- **Action item**:
Could you write out the records exactly as they are given?

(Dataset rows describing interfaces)
※ ※ ※

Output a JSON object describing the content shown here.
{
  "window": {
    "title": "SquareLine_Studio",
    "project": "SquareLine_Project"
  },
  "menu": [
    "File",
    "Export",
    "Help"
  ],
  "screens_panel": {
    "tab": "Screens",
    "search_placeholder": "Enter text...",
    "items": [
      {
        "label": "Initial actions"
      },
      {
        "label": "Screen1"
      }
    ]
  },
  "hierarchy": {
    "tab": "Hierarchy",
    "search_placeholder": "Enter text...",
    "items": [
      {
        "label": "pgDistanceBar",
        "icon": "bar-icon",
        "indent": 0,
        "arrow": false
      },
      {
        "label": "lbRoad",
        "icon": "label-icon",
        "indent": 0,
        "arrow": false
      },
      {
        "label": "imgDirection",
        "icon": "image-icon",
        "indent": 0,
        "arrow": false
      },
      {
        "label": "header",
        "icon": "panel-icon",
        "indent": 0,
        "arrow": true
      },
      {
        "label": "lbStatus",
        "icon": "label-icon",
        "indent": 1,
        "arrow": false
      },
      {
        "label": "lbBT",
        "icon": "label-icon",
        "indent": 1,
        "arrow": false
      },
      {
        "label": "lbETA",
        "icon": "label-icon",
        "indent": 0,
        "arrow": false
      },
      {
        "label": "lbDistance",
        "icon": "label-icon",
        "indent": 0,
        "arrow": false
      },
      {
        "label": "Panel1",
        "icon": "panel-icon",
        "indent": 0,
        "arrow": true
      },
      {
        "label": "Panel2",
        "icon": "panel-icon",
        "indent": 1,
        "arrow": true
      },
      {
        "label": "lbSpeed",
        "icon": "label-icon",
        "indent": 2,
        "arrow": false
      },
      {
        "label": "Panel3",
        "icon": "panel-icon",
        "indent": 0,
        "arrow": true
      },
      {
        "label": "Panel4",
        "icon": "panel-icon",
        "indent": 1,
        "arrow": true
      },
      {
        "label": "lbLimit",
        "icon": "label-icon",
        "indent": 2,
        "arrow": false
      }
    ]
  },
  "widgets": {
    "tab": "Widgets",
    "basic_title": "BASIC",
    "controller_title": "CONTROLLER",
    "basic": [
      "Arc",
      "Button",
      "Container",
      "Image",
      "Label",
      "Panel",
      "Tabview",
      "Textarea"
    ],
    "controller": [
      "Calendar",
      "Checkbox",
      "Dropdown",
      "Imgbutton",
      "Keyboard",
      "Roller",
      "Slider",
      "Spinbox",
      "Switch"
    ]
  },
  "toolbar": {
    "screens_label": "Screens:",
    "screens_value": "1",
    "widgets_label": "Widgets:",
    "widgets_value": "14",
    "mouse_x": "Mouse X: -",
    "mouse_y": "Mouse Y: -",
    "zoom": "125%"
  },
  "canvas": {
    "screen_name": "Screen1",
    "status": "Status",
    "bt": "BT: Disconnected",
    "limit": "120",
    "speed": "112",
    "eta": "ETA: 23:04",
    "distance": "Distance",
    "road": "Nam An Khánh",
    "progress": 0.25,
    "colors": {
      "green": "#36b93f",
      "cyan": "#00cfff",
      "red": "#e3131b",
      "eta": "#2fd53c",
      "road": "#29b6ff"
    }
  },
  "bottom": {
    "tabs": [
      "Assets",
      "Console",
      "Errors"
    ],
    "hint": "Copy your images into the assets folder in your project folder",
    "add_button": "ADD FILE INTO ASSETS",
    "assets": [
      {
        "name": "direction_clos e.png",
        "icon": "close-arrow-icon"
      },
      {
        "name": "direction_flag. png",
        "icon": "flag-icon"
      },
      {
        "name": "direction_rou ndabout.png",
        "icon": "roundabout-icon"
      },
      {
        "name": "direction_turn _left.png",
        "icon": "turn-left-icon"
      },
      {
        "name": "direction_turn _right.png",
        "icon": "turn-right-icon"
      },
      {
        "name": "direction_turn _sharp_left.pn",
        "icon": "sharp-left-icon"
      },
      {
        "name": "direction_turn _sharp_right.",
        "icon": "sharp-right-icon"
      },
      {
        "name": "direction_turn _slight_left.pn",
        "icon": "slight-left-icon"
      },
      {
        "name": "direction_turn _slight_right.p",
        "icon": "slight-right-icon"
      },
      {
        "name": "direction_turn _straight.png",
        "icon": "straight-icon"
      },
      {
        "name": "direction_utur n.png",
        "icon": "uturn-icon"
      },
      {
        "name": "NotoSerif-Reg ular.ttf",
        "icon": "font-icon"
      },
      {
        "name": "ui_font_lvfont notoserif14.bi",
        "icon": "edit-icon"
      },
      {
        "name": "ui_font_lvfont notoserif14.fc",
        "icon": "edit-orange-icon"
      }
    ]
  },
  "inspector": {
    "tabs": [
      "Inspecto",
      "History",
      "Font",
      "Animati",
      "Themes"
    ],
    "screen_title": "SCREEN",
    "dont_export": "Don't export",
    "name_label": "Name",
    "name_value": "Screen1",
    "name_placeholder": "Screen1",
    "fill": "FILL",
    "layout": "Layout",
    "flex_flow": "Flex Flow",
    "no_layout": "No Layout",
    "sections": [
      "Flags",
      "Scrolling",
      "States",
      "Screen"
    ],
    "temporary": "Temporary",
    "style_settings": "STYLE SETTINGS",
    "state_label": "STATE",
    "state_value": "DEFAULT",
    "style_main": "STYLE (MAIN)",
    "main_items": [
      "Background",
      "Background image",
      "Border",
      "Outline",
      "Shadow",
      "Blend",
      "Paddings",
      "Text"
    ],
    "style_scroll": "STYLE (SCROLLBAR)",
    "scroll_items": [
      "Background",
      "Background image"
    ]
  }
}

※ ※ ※

- **Result of this exercise**:
Output a JSON object describing the content shown here.
{
  "window": {
    "title": "SquareLine_Studio",
    "project": "SquareLine_Project"
  },
  "menu": [
    "File",
    "Export",
    "Help"
  ],
  "screens_panel": {
    "tab": "Screens",
    "search_placeholder": "Enter text...",
    "items": [
      {
        "label": "Initial actions"
      },
      {
        "label": "Screen1"
      }
    ]
  },
  "hierarchy": {
    "tab": "Hierarchy",
    "search_placeholder": "Enter text...",
    "items": [
      {
        "label": "pgDistanceBar",
        "icon": "bar-icon",
        "indent": 0,
        "arrow": false
      },
      {
        "label": "lbRoad",
        "icon": "label-icon",
        "indent": 0,
        "arrow": false
      },
      {
        "label": "imgDirection",
        "icon": "image-icon",
        "indent": 0,
        "arrow": false
      },
      {
        "label": "header",
        "icon": "panel-icon",
        "indent": 0,
        "arrow": true
      },
      {
        "label": "lbStatus",
        "icon": "label-icon",
        "indent": 1,
        "arrow": false
      },
      {
        "label": "lbBT",
        "icon": "label-icon",
        "indent": 1,
        "arrow": false
      },
      {
        "label": "lbETA",
        "icon": "label-icon",
        "indent": 0,
        "arrow": false
      },
      {
        "label": "lbDistance",
        "icon": "label-icon",
        "indent": 0,
        "arrow": false
      },
      {
        "label": "Panel1",
        "icon": "panel-icon",
        "indent": 0,
        "arrow": true
      },
      {
        "label": "Panel2",
        "icon": "panel-icon",
        "indent": 1,
        "arrow": true
      },
      {
        "label": "lbSpeed",
        "icon": "label-icon",
        "indent": 2,
        "arrow": false
      },
      {
        "label": "Panel3",
        "icon": "panel-icon",
        "indent": 0,
        "arrow": true
      },
      {
        "label": "Panel4",
        "icon": "panel-icon",
        "indent": 1,
        "arrow": true
      },
      {
        "label": "lbLimit",
        "icon": "label-icon",
        "indent": 2,
        "arrow": false
      }
    ]
  },
  "widgets": {
    "tab": "Widgets",
    "basic_title": "BASIC",
    "controller_title": "CONTROLLER",
    "basic": [
      "Arc",
      "Button",
      "Container",
      "Image",
      "Label",
      "Panel",
      "Tabview",
      "Textarea"
    ],
    "controller": [
      "Calendar",
      "Checkbox",
      "Dropdown",
      "Imgbutton",
      "Keyboard",
      "Roller",
      "Slider",
      "Spinbox",
      "Switch"
    ]
  },
  "toolbar": {
    "screens_label": "Screens:",
    "screens_value": "1",
    "widgets_label": "Widgets:",
    "widgets_value": "14",
    "mouse_x": "Mouse X: -",
    "mouse_y": "Mouse Y: -",
    "zoom": "125%"
  },
  "canvas": {
    "screen_name": "Screen1",
    "status": "Status",
    "bt": "BT: Disconnected",
    "limit": "120",
    "speed": "112",
    "eta": "ETA: 23:04",
    "distance": "Distance",
    "road": "Nam An Khánh",
    "progress": 0.25,
    "colors": {
      "green": "#36b93f",
      "cyan": "#00cfff",
      "red": "#e3131b",
      "eta": "#2fd53c",
      "road": "#29b6ff"
    }
  },
  "bottom": {
    "tabs": [
      "Assets",
      "Console",
      "Errors"
    ],
    "hint": "Copy your images into the assets folder in your project folder",
    "add_button": "ADD FILE INTO ASSETS",
    "assets": [
      {
        "name": "direction_clos e.png",
        "icon": "close-arrow-icon"
      },
      {
        "name": "direction_flag. png",
        "icon": "flag-icon"
      },
      {
        "name": "direction_rou ndabout.png",
        "icon": "roundabout-icon"
      },
      {
        "name": "direction_turn _left.png",
        "icon": "turn-left-icon"
      },
      {
        "name": "direction_turn _right.png",
        "icon": "turn-right-icon"
      },
      {
        "name": "direction_turn _sharp_left.pn",
        "icon": "sharp-left-icon"
      },
      {
        "name": "direction_turn _sharp_right.",
        "icon": "sharp-right-icon"
      },
      {
        "name": "direction_turn _slight_left.pn",
        "icon": "slight-left-icon"
      },
      {
        "name": "direction_turn _slight_right.p",
        "icon": "slight-right-icon"
      },
      {
        "name": "direction_turn _straight.png",
        "icon": "straight-icon"
      },
      {
        "name": "direction_utur n.png",
        "icon": "uturn-icon"
      },
      {
        "name": "NotoSerif-Reg ular.ttf",
        "icon": "font-icon"
      },
      {
        "name": "ui_font_lvfont notoserif14.bi",
        "icon": "edit-icon"
      },
      {
        "name": "ui_font_lvfont notoserif14.fc",
        "icon": "edit-orange-icon"
      }
    ]
  },
  "inspector": {
    "tabs": [
      "Inspecto",
      "History",
      "Font",
      "Animati",
      "Themes"
    ],
    "screen_title": "SCREEN",
    "dont_export": "Don't export",
    "name_label": "Name",
    "name_value": "Screen1",
    "name_placeholder": "Screen1",
    "fill": "FILL",
    "layout": "Layout",
    "flex_flow": "Flex Flow",
    "no_layout": "No Layout",
    "sections": [
      "Flags",
      "Scrolling",
      "States",
      "Screen"
    ],
    "temporary": "Temporary",
    "style_settings": "STYLE SETTINGS",
    "state_label": "STATE",
    "state_value": "DEFAULT",
    "style_main": "STYLE (MAIN)",
    "main_items": [
      "Background",
      "Background image",
      "Border",
      "Outline",
      "Shadow",
      "Blend",
      "Paddings",
      "Text"
    ],
    "style_scroll": "STYLE (SCROLLBAR)",
    "scroll_items": [
      "Background",
      "Background image"
    ]
  }
}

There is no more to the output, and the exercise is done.